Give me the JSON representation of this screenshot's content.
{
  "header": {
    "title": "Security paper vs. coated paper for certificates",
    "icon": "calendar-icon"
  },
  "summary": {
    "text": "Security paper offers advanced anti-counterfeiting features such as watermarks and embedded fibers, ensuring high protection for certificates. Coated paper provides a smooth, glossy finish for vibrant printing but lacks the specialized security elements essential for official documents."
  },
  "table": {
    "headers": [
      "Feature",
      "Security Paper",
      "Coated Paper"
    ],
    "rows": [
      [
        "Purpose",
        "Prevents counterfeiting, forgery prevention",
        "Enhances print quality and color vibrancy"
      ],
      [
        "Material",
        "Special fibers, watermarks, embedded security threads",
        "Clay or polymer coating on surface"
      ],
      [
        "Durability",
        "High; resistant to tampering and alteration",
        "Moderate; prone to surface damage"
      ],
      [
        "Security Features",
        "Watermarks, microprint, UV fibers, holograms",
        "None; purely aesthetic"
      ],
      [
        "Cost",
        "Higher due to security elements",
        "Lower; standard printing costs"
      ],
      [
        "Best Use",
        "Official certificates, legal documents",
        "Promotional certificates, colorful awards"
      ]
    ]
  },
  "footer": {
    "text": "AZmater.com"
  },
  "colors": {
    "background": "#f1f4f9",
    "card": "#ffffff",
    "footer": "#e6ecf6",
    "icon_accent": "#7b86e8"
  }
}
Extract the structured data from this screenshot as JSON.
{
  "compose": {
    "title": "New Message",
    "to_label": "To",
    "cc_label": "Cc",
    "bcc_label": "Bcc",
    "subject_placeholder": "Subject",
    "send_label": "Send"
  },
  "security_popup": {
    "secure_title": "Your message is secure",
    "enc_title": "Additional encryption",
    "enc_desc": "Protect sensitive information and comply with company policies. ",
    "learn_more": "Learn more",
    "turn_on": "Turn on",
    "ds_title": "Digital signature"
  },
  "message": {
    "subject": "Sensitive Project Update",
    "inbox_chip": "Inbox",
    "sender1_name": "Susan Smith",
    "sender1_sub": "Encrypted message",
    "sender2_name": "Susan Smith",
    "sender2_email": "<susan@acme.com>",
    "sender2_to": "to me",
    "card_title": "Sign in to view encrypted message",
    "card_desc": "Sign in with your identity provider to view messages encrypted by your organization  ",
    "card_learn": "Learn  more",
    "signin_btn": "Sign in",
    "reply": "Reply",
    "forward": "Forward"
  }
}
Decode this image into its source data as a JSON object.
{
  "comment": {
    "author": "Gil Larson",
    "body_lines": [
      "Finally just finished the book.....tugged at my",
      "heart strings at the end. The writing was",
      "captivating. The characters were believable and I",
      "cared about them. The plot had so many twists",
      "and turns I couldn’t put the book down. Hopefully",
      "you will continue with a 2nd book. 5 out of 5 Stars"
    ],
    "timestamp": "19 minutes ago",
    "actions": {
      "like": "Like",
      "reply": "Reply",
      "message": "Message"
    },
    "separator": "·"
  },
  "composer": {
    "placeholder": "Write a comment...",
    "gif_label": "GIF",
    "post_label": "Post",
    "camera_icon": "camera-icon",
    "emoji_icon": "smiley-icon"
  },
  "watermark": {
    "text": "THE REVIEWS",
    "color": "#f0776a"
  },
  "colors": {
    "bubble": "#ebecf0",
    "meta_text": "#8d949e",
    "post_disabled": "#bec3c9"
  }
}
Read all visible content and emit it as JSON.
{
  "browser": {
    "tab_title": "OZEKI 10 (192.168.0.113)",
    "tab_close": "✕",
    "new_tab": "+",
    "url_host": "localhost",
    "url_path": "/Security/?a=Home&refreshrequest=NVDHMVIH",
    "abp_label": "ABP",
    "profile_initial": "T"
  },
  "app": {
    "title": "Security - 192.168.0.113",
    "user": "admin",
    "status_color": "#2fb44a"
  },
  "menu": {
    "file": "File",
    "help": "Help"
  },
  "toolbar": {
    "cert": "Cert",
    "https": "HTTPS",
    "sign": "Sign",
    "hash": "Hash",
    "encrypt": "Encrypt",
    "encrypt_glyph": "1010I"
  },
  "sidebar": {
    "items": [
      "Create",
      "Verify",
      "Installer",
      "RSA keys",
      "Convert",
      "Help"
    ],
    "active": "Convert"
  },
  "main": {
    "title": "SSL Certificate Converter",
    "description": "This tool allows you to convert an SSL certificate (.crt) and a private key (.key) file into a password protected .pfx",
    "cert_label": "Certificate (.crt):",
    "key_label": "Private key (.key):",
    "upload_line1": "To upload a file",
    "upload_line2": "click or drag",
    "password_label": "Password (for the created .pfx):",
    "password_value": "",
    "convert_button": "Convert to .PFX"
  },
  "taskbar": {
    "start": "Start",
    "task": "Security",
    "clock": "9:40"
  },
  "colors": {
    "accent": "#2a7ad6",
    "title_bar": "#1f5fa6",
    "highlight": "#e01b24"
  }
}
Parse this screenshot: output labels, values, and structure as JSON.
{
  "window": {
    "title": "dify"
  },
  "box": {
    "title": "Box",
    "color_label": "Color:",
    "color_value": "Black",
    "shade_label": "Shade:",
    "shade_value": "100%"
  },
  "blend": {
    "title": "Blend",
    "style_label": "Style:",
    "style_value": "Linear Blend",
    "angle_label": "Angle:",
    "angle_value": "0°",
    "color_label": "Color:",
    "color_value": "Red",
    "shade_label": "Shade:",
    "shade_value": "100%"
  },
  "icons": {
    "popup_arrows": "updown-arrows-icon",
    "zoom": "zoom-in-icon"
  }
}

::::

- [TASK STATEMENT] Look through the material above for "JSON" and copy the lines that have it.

- [FINISHED TASK]
Give me the JSON representation of this screenshot's content.
Extract the structured data from this screenshot as JSON.
Decode this image into its source data as a JSON object.
Read all visible content and emit it as JSON.
Parse this screenshot: output labels, values, and structure as JSON.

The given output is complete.